DIRECTIONS: In the entries below, how many lines contain the string "μέλος"? Respond with the number only.

INPUT DATA Start Marker

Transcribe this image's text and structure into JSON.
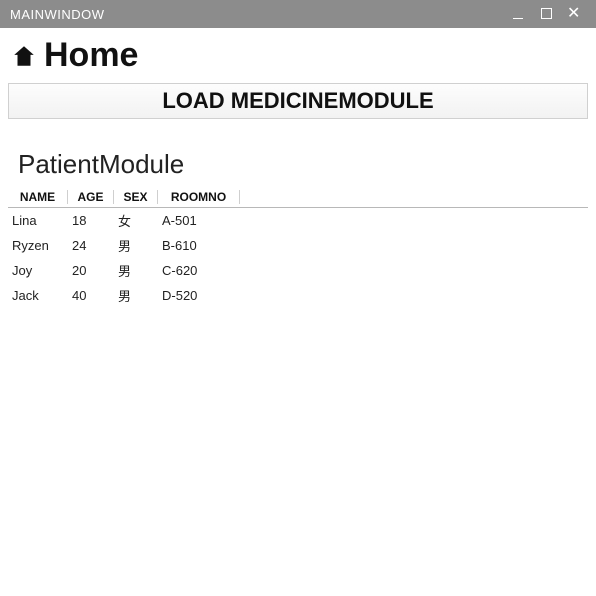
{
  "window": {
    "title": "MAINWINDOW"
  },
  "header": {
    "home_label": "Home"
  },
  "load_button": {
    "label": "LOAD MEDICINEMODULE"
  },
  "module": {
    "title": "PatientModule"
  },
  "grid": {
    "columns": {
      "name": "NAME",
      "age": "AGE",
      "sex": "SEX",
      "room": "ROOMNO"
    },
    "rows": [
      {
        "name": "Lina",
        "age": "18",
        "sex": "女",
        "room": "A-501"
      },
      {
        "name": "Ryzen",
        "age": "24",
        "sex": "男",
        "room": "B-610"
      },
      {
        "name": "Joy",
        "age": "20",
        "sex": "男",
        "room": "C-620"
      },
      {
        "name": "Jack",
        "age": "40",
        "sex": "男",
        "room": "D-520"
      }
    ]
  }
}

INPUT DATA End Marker
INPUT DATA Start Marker

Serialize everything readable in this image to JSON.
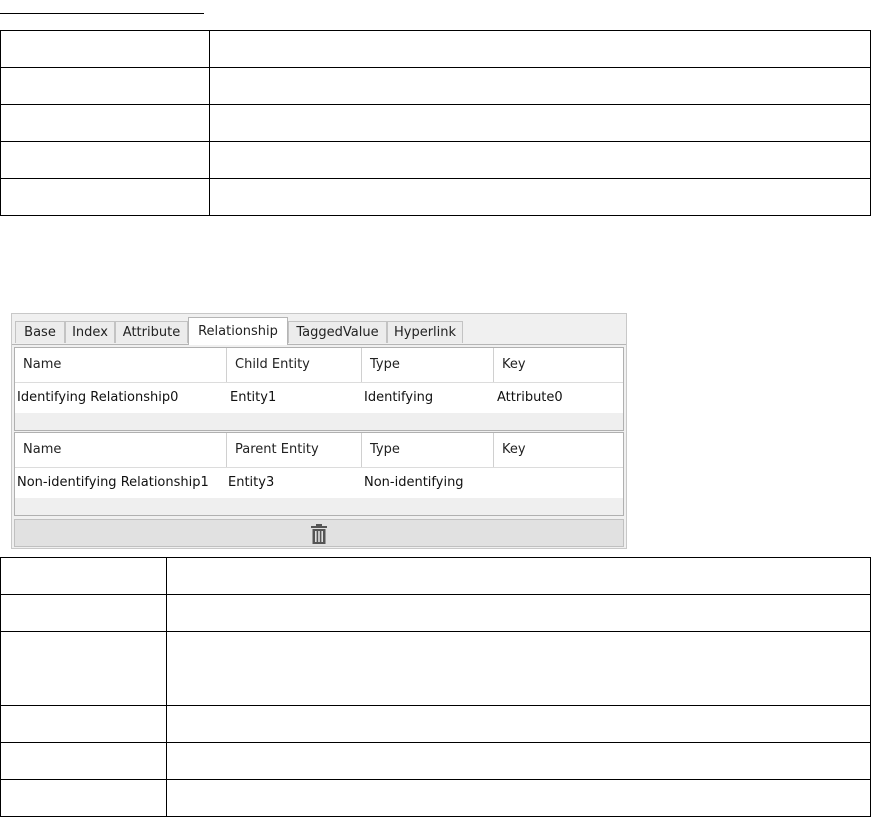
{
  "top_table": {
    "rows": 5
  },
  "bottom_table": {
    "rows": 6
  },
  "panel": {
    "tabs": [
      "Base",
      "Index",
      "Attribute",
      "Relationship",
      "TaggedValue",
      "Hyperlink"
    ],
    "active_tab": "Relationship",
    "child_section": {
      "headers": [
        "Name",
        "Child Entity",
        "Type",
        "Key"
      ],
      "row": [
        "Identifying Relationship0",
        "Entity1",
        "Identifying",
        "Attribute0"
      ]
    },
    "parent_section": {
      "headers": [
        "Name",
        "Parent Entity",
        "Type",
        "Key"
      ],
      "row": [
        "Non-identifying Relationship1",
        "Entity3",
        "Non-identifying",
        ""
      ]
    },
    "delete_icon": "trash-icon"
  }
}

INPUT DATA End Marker
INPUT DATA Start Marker

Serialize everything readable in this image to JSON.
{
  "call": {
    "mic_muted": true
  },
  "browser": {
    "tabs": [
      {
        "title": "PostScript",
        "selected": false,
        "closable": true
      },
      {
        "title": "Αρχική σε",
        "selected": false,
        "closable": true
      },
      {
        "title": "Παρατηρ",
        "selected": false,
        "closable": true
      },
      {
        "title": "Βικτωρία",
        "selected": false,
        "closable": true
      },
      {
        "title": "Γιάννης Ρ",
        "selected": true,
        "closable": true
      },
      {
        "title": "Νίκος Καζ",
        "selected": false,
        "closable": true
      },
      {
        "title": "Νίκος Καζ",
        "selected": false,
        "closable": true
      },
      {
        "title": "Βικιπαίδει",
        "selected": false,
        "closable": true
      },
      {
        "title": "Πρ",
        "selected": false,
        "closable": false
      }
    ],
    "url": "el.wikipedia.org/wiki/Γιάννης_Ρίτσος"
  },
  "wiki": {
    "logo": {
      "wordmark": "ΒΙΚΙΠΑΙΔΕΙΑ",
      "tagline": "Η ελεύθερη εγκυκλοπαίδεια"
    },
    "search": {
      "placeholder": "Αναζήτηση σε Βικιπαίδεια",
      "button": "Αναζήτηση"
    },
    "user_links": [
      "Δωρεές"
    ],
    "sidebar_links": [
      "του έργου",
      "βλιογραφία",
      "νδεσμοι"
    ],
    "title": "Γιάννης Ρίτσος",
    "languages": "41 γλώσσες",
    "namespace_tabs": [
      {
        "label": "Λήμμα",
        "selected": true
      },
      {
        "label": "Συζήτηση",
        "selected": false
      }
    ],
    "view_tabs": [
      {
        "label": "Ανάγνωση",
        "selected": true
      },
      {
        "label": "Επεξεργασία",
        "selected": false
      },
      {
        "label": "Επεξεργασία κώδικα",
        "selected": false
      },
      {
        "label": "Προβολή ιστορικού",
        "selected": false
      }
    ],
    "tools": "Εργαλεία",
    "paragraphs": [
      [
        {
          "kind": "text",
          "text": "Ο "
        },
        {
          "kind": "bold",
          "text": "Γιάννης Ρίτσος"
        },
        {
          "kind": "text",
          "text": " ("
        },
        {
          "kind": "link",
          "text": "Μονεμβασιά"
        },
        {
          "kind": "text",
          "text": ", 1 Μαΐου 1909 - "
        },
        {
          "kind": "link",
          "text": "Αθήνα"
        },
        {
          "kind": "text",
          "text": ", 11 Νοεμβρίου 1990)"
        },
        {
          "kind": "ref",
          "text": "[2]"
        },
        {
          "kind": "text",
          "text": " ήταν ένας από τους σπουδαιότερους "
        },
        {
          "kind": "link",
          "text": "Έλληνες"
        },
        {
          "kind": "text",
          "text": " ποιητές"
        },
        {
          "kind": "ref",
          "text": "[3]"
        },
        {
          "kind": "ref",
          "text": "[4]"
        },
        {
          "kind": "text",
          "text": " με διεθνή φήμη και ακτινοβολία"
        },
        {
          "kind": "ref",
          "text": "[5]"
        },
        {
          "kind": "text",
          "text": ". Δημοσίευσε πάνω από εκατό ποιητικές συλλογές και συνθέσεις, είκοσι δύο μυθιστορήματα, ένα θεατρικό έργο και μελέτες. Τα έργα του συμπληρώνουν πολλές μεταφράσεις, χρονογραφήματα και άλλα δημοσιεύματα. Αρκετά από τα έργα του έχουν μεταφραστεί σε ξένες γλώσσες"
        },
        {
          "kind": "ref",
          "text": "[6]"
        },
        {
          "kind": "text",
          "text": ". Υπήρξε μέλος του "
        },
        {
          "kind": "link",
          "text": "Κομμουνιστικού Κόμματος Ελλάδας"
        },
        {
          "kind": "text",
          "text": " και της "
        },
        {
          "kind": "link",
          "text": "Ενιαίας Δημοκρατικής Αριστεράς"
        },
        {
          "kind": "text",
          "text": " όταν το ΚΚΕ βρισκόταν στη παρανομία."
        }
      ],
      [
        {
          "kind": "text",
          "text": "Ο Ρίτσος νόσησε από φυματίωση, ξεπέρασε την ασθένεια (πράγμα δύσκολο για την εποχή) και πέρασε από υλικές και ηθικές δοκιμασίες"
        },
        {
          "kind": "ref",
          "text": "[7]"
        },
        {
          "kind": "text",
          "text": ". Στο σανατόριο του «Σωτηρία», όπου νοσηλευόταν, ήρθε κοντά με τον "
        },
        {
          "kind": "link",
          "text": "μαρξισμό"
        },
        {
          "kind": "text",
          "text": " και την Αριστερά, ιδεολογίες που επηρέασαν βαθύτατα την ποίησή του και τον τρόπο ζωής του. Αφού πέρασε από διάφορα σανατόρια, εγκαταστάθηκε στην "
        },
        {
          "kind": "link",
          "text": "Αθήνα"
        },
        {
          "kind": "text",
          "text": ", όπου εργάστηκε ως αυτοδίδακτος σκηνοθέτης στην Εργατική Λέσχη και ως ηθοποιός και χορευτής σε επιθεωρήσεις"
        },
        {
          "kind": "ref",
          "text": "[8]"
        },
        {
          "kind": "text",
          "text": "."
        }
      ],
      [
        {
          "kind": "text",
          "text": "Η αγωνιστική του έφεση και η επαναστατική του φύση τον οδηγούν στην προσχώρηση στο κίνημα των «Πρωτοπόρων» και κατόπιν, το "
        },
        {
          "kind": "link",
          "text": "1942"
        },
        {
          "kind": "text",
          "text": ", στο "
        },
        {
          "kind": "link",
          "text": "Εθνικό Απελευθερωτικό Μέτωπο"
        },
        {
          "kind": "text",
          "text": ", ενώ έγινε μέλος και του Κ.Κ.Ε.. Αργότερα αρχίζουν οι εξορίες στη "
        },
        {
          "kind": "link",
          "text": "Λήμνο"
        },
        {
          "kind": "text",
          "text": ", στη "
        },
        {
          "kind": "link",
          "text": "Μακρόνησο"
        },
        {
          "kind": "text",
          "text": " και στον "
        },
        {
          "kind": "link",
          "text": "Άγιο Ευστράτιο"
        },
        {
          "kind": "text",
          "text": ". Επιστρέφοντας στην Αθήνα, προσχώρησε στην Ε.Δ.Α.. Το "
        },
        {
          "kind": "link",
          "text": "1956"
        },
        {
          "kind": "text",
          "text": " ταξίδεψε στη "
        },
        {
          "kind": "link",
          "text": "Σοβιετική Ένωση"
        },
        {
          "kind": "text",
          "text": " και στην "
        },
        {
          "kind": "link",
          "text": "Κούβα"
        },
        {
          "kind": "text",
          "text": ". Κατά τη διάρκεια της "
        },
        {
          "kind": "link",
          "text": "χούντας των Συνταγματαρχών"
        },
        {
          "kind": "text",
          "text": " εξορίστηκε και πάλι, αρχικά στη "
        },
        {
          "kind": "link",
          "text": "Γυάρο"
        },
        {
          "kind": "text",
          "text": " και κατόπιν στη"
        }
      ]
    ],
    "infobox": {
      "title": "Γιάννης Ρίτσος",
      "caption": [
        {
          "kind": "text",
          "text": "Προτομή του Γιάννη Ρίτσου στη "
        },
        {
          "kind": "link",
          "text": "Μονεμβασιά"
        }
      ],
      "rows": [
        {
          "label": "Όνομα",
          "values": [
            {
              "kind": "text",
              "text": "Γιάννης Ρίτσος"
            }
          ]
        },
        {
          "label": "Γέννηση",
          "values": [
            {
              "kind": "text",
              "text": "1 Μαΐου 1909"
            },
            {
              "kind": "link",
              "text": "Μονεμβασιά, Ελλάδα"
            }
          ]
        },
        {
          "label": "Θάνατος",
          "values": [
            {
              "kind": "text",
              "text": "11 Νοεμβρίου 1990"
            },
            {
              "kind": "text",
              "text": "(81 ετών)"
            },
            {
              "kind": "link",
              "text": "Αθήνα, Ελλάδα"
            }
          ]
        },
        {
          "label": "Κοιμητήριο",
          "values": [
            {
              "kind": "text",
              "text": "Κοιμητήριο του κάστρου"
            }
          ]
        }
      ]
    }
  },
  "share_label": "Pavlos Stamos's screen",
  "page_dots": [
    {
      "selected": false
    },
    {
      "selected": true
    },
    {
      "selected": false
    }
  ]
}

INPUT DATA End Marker

OUTPUT: 2